Lines with the word "data" are the ones wanted. Copy each of them from the entries below.
[INFORMATION GIVEN — start]
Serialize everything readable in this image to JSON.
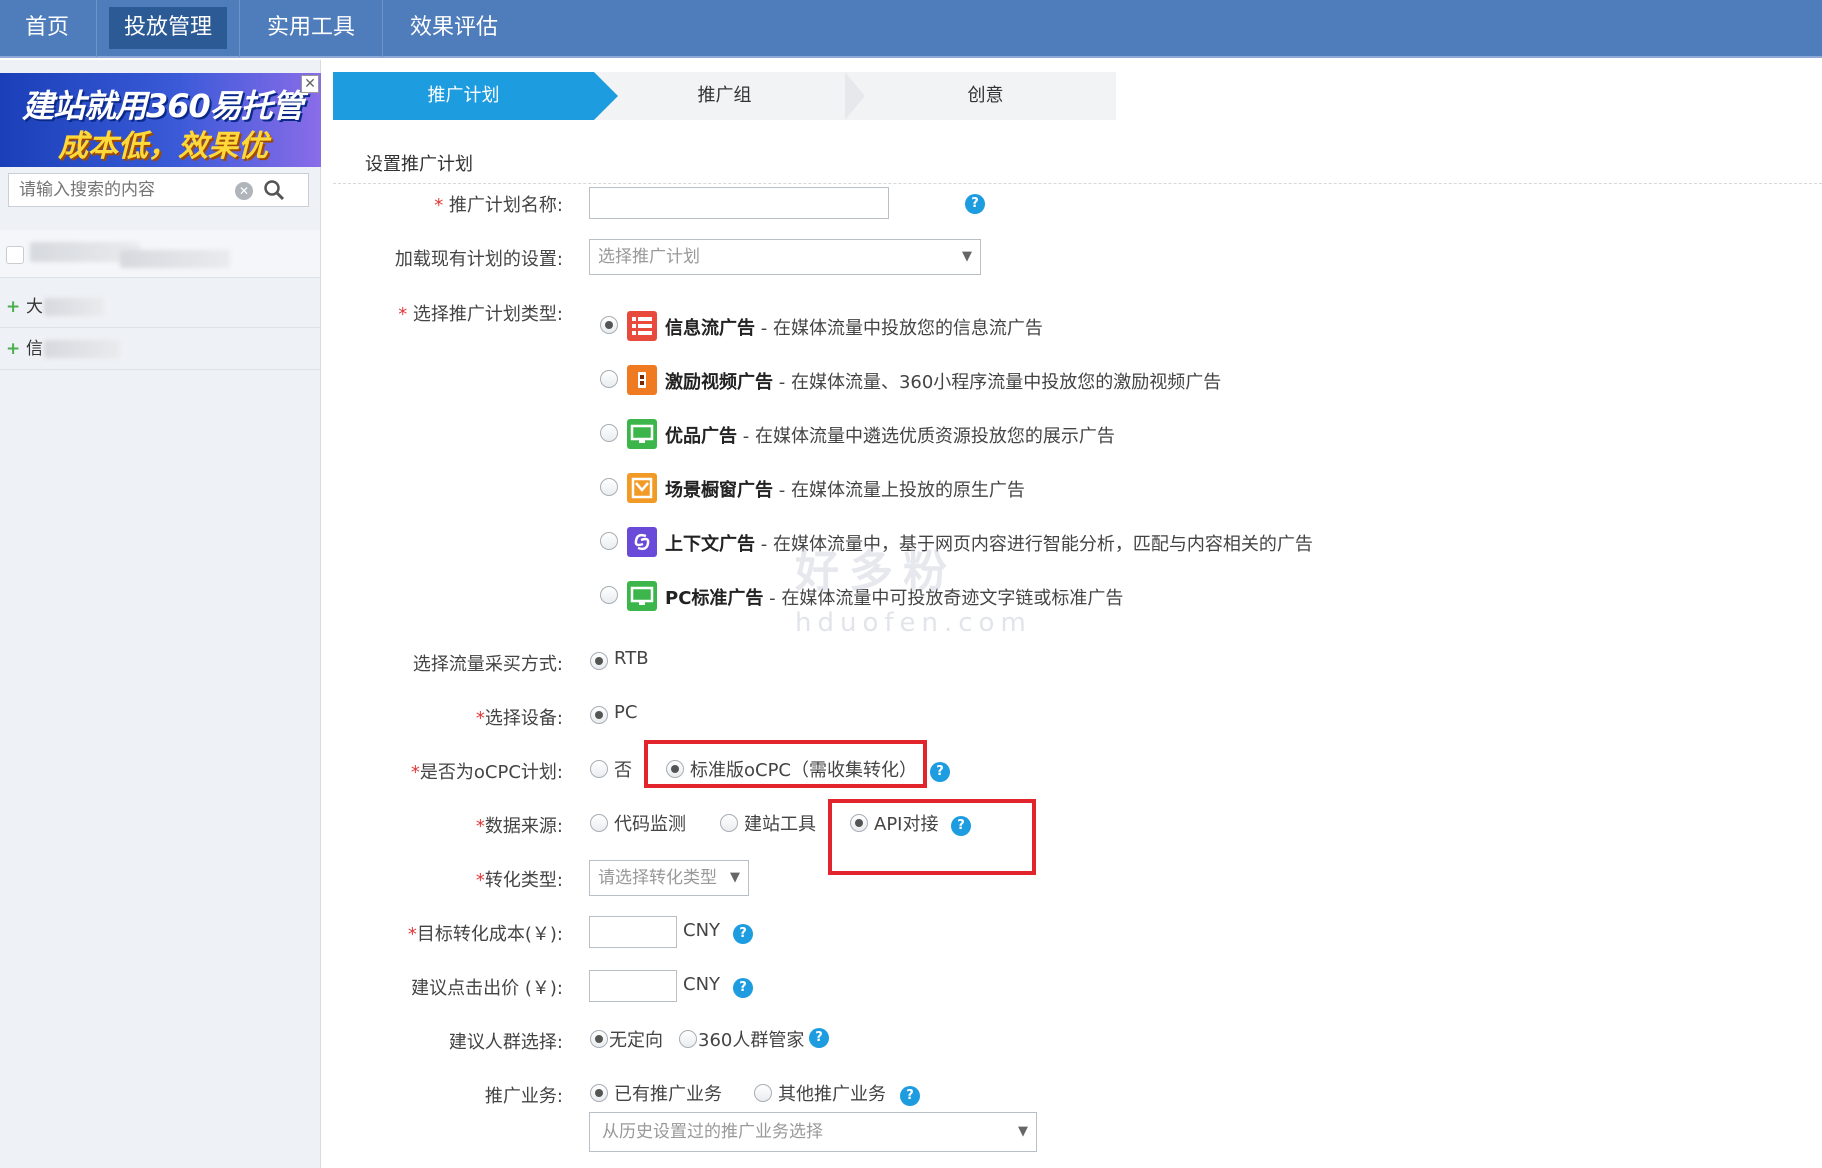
{
  "topnav": {
    "items": [
      "首页",
      "投放管理",
      "实用工具",
      "效果评估"
    ]
  },
  "sidebar": {
    "banner_line1": "建站就用360易托管",
    "banner_line2": "成本低，效果优",
    "banner_close": "✕",
    "search_placeholder": "请输入搜索的内容",
    "items": [
      {
        "plus": "+",
        "label": "大"
      },
      {
        "plus": "+",
        "label": "信"
      }
    ]
  },
  "steps": [
    "推广计划",
    "推广组",
    "创意"
  ],
  "section_title": "设置推广计划",
  "form": {
    "plan_name_label": "推广计划名称:",
    "load_label": "加载现有计划的设置:",
    "load_placeholder": "选择推广计划",
    "type_label": "选择推广计划类型:",
    "types": [
      {
        "name": "信息流广告",
        "desc": " - 在媒体流量中投放您的信息流广告",
        "icon": "feed-icon",
        "color": "#e84a3c"
      },
      {
        "name": "激励视频广告",
        "desc": " - 在媒体流量、360小程序流量中投放您的激励视频广告",
        "icon": "video-icon",
        "color": "#f07a22"
      },
      {
        "name": "优品广告",
        "desc": " - 在媒体流量中遴选优质资源投放您的展示广告",
        "icon": "monitor-icon",
        "color": "#3cb64a"
      },
      {
        "name": "场景橱窗广告",
        "desc": " - 在媒体流量上投放的原生广告",
        "icon": "window-icon",
        "color": "#f29a26"
      },
      {
        "name": "上下文广告",
        "desc": " - 在媒体流量中，基于网页内容进行智能分析，匹配与内容相关的广告",
        "icon": "context-icon",
        "color": "#6a4ad8"
      },
      {
        "name": "PC标准广告",
        "desc": " - 在媒体流量中可投放奇迹文字链或标准广告",
        "icon": "pc-icon",
        "color": "#3cb64a"
      }
    ],
    "traffic_label": "选择流量采买方式:",
    "traffic_value": "RTB",
    "device_label": "选择设备:",
    "device_value": "PC",
    "ocpc_label": "是否为oCPC计划:",
    "ocpc_no": "否",
    "ocpc_yes": "标准版oCPC（需收集转化）",
    "source_label": "数据来源:",
    "source_opts": [
      "代码监测",
      "建站工具",
      "API对接"
    ],
    "conv_type_label": "转化类型:",
    "conv_type_placeholder": "请选择转化类型",
    "target_cost_label": "目标转化成本(￥):",
    "suggest_bid_label": "建议点击出价 (￥):",
    "currency": "CNY",
    "crowd_label": "建议人群选择:",
    "crowd_opts": [
      "无定向",
      "360人群管家"
    ],
    "biz_label": "推广业务:",
    "biz_opts": [
      "已有推广业务",
      "其他推广业务"
    ],
    "biz_select_placeholder": "从历史设置过的推广业务选择",
    "required_mark": "*",
    "help": "?"
  },
  "watermark": {
    "line1": "好多粉",
    "line2": "hduofen.com"
  }
}
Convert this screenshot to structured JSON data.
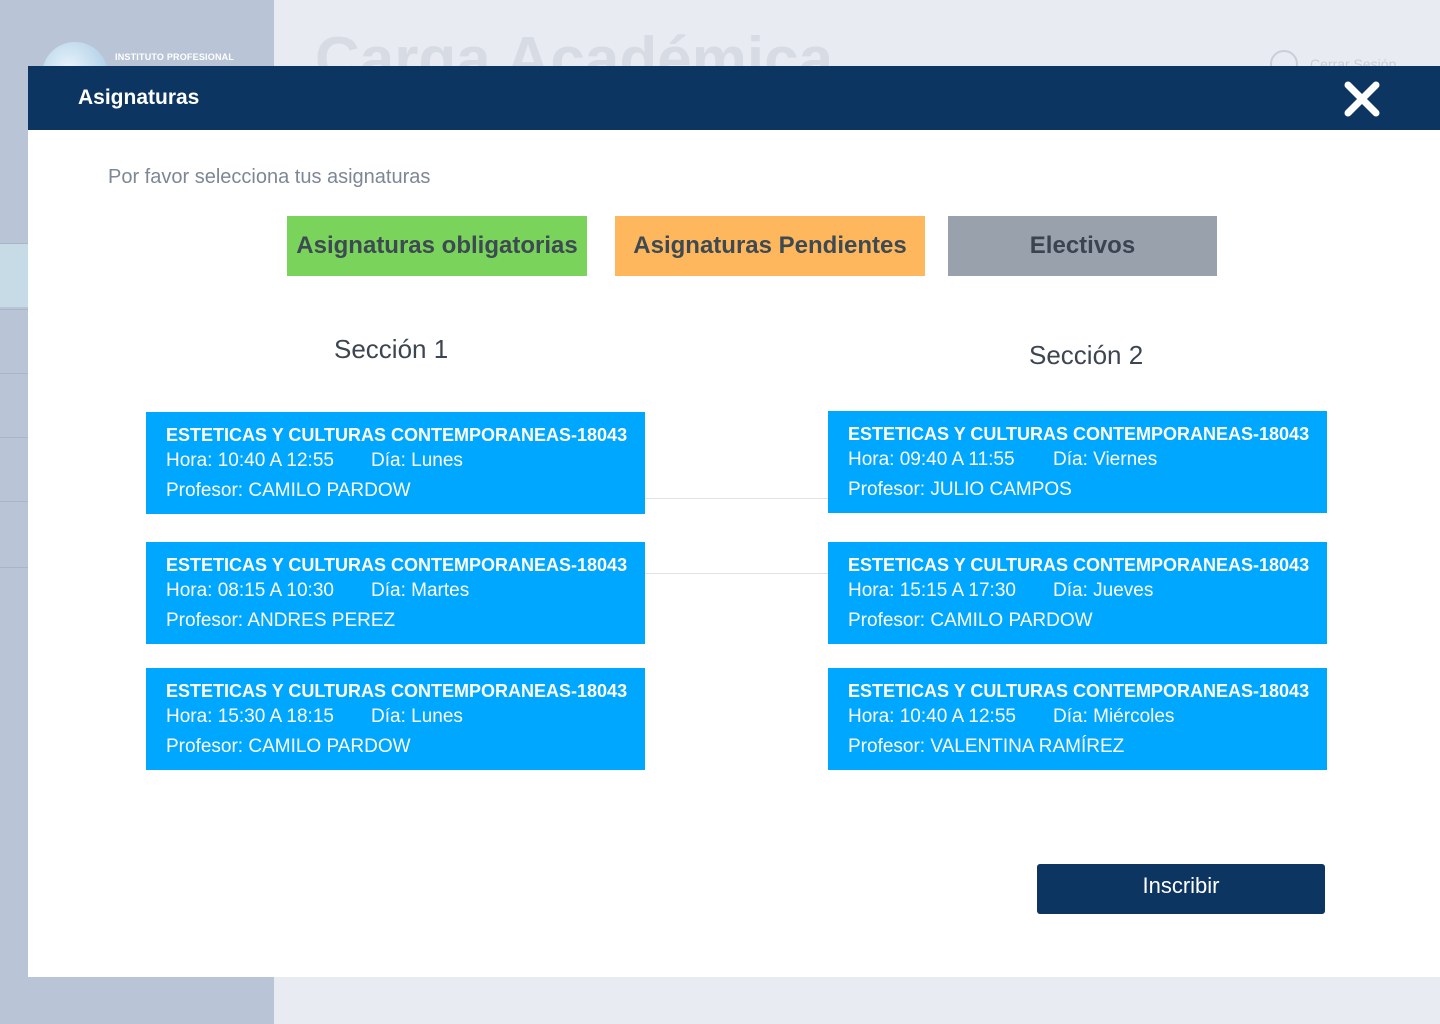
{
  "background": {
    "logo_text": "INSTITUTO PROFESIONAL",
    "page_title": "Carga Académica",
    "logout_label": "Cerrar Sesión"
  },
  "modal": {
    "title": "Asignaturas",
    "instruction": "Por favor selecciona tus asignaturas",
    "tabs": [
      {
        "label": "Asignaturas obligatorias",
        "color": "#7ad45b"
      },
      {
        "label": "Asignaturas Pendientes",
        "color": "#ffb75e"
      },
      {
        "label": "Electivos",
        "color": "#99a1ad"
      }
    ],
    "sections": [
      {
        "title": "Sección 1",
        "courses": [
          {
            "code": "ESTETICAS Y CULTURAS  CONTEMPORANEAS-18043",
            "hora": "Hora: 10:40 A 12:55",
            "dia": "Día: Lunes",
            "profesor": "Profesor: CAMILO PARDOW"
          },
          {
            "code": "ESTETICAS Y CULTURAS  CONTEMPORANEAS-18043",
            "hora": "Hora: 08:15 A 10:30",
            "dia": "Día: Martes",
            "profesor": "Profesor:  ANDRES PEREZ"
          },
          {
            "code": "ESTETICAS Y CULTURAS  CONTEMPORANEAS-18043",
            "hora": "Hora: 15:30 A 18:15",
            "dia": "Día: Lunes",
            "profesor": "Profesor: CAMILO PARDOW"
          }
        ]
      },
      {
        "title": "Sección 2",
        "courses": [
          {
            "code": "ESTETICAS Y CULTURAS  CONTEMPORANEAS-18043",
            "hora": "Hora: 09:40 A 11:55",
            "dia": "Día: Viernes",
            "profesor": "Profesor: JULIO CAMPOS"
          },
          {
            "code": "ESTETICAS Y CULTURAS  CONTEMPORANEAS-18043",
            "hora": "Hora: 15:15 A 17:30",
            "dia": "Día: Jueves",
            "profesor": "Profesor: CAMILO PARDOW"
          },
          {
            "code": "ESTETICAS Y CULTURAS  CONTEMPORANEAS-18043",
            "hora": "Hora: 10:40 A 12:55",
            "dia": "Día: Miércoles",
            "profesor": "Profesor: VALENTINA RAMÍREZ"
          }
        ]
      }
    ],
    "submit_label": "Inscribir"
  },
  "colors": {
    "header": "#0d3562",
    "card": "#00a7ff"
  }
}
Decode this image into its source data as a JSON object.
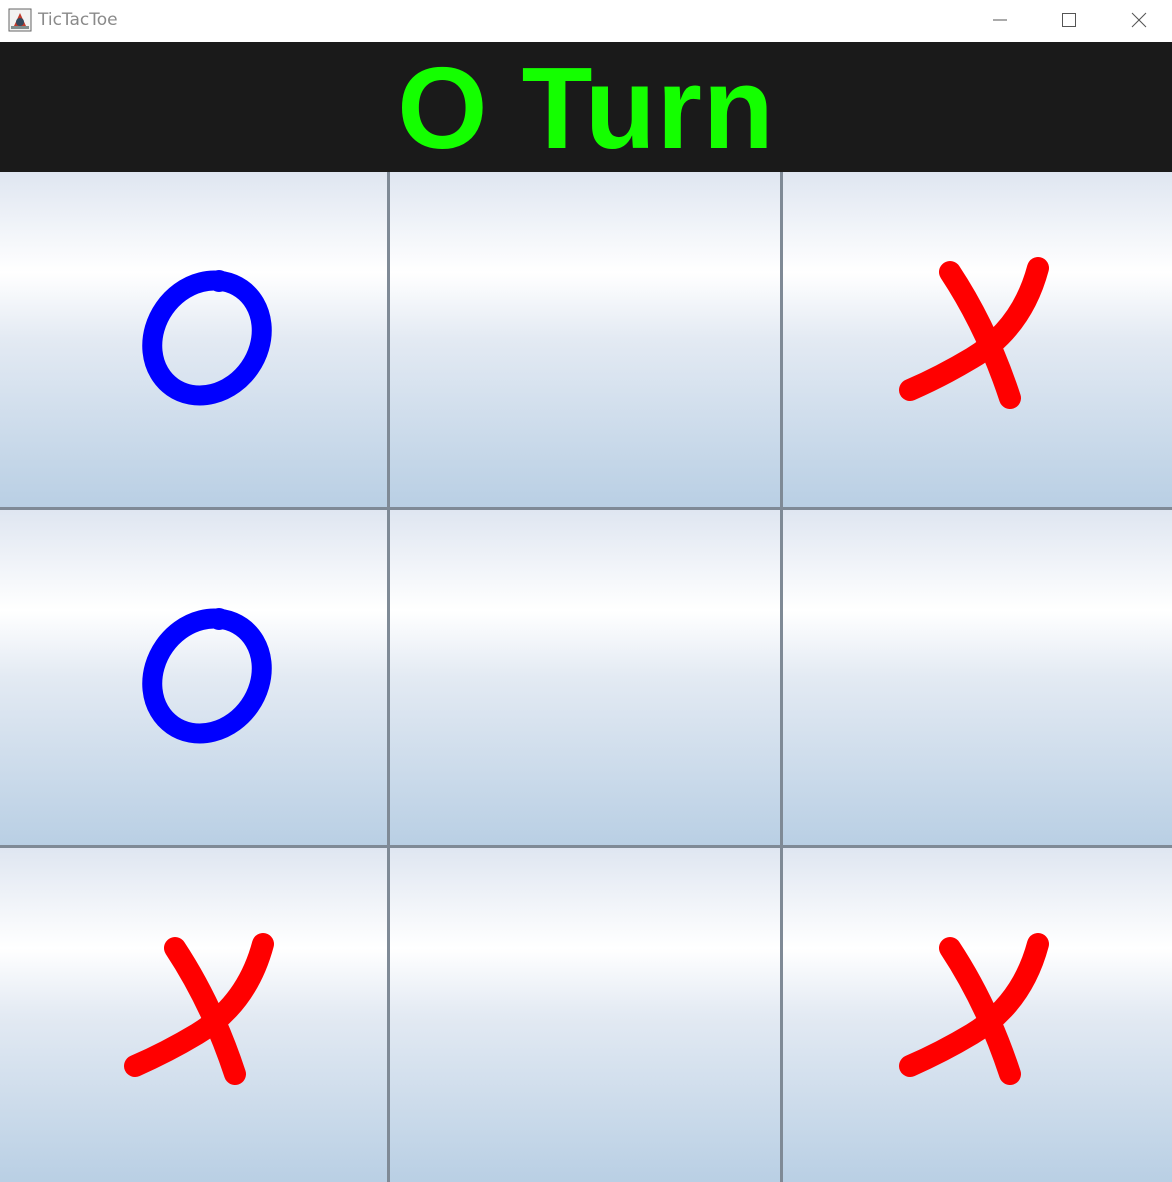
{
  "window": {
    "title": "TicTacToe",
    "controls": [
      "minimize",
      "maximize",
      "close"
    ]
  },
  "header": {
    "turn_text": "O Turn",
    "color": "#14ff00",
    "background": "#1a1a1a"
  },
  "board": {
    "cells": [
      [
        "O",
        "",
        "X"
      ],
      [
        "O",
        "",
        ""
      ],
      [
        "X",
        "",
        "X"
      ]
    ],
    "x_color": "#ff0000",
    "o_color": "#0000ff"
  }
}
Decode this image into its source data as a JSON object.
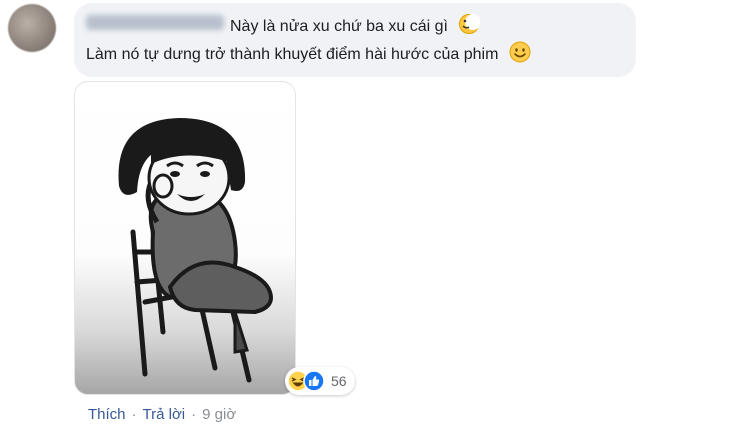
{
  "comment": {
    "line1": "Này là nửa xu chứ ba xu cái gì",
    "line2": "Làm nó tự dưng trở thành khuyết điểm hài hước của phim",
    "reactions": {
      "count": "56",
      "types": [
        "haha-icon",
        "like-icon"
      ]
    },
    "actions": {
      "like": "Thích",
      "reply": "Trả lời",
      "time": "9 giờ",
      "separator": "·"
    }
  },
  "colors": {
    "bubble": "#f0f2f5",
    "link": "#385898",
    "muted": "#8a8d91",
    "text": "#1c1e21"
  }
}
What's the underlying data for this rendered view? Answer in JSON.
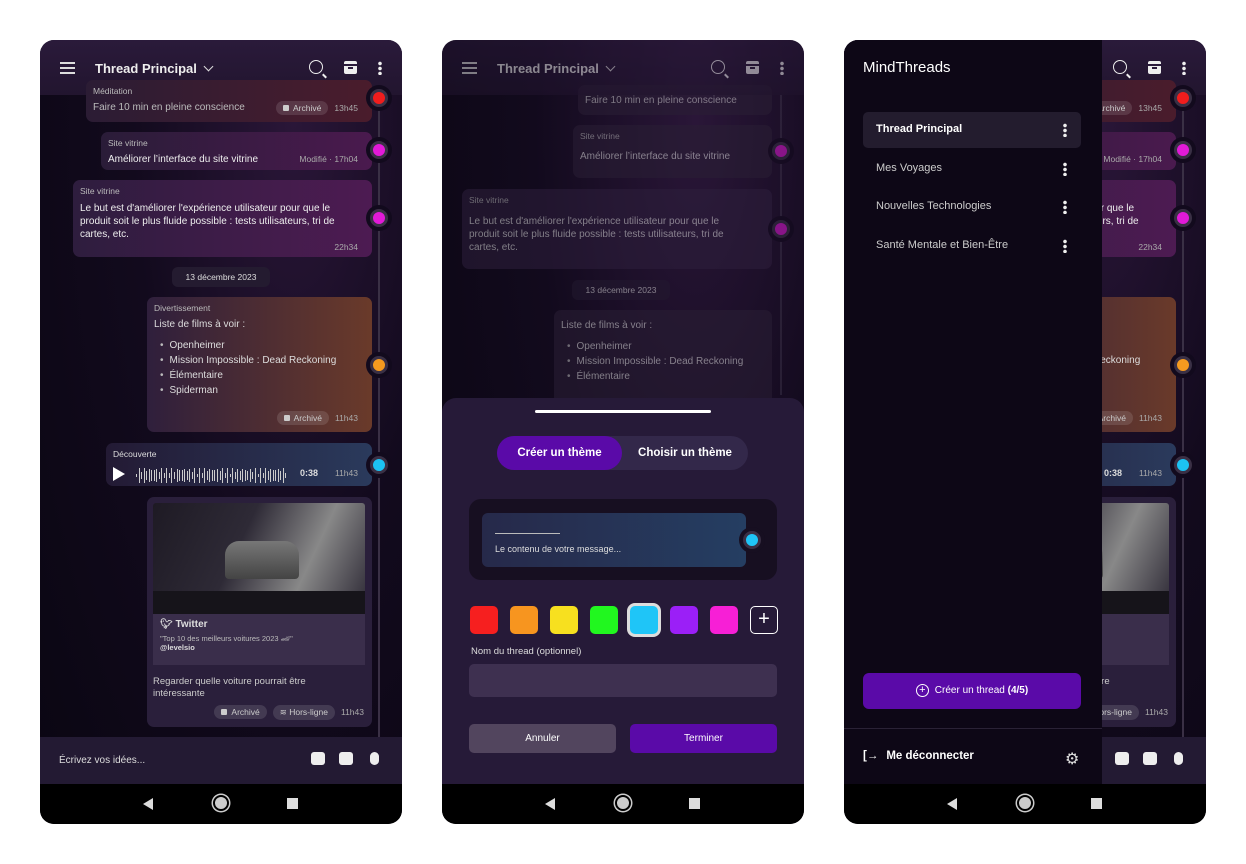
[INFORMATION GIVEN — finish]
» **WRITTEN SOLUTION**:
Convert this screenshot to structured JSON data.
Decode this image into its source data as a JSON object.
Decode this image into its source data as a JSON object.
What's the underlying data for this rendered view? Answer in JSON.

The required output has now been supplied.